::: Dataset records :::
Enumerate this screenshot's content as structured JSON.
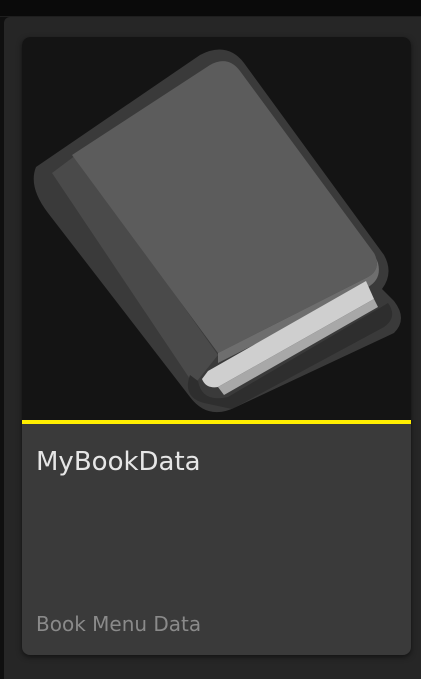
{
  "asset_card": {
    "title": "MyBookData",
    "type_label": "Book Menu Data",
    "icon": "book-icon",
    "accent_color": "#ffee00"
  }
}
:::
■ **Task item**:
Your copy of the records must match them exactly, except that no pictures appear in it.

■ **Solution to the exercise**:
Enumerate this screenshot's content as structured JSON.
{
  "asset_card": {
    "title": "MyBookData",
    "type_label": "Book Menu Data",
    "icon": "book-icon",
    "accent_color": "#ffee00"
  }
}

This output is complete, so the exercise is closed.